▸ **Exercise input**:
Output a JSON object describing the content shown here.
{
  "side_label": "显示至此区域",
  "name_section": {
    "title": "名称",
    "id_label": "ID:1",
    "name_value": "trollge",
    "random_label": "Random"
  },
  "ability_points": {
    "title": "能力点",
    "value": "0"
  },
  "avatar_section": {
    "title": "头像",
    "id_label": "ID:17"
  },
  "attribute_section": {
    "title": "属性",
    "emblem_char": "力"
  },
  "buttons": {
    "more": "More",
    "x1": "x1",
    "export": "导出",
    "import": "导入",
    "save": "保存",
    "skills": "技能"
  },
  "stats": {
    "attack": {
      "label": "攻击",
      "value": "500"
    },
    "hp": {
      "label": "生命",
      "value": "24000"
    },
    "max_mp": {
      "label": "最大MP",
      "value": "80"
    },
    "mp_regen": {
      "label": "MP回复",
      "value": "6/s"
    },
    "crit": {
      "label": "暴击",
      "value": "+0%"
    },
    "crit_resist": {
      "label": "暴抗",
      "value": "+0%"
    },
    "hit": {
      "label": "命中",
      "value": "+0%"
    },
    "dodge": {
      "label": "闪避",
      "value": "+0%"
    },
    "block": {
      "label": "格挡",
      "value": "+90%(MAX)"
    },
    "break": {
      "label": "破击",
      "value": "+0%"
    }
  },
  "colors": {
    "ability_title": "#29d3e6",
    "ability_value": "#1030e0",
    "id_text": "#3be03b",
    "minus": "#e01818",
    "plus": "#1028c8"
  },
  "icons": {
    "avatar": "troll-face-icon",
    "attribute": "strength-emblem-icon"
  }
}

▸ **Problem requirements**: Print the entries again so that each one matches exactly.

▸ **Exercise answer**:
Output a JSON object describing the content shown here.
{
  "side_label": "显示至此区域",
  "name_section": {
    "title": "名称",
    "id_label": "ID:1",
    "name_value": "trollge",
    "random_label": "Random"
  },
  "ability_points": {
    "title": "能力点",
    "value": "0"
  },
  "avatar_section": {
    "title": "头像",
    "id_label": "ID:17"
  },
  "attribute_section": {
    "title": "属性",
    "emblem_char": "力"
  },
  "buttons": {
    "more": "More",
    "x1": "x1",
    "export": "导出",
    "import": "导入",
    "save": "保存",
    "skills": "技能"
  },
  "stats": {
    "attack": {
      "label": "攻击",
      "value": "500"
    },
    "hp": {
      "label": "生命",
      "value": "24000"
    },
    "max_mp": {
      "label": "最大MP",
      "value": "80"
    },
    "mp_regen": {
      "label": "MP回复",
      "value": "6/s"
    },
    "crit": {
      "label": "暴击",
      "value": "+0%"
    },
    "crit_resist": {
      "label": "暴抗",
      "value": "+0%"
    },
    "hit": {
      "label": "命中",
      "value": "+0%"
    },
    "dodge": {
      "label": "闪避",
      "value": "+0%"
    },
    "block": {
      "label": "格挡",
      "value": "+90%(MAX)"
    },
    "break": {
      "label": "破击",
      "value": "+0%"
    }
  },
  "colors": {
    "ability_title": "#29d3e6",
    "ability_value": "#1030e0",
    "id_text": "#3be03b",
    "minus": "#e01818",
    "plus": "#1028c8"
  },
  "icons": {
    "avatar": "troll-face-icon",
    "attribute": "strength-emblem-icon"
  }
}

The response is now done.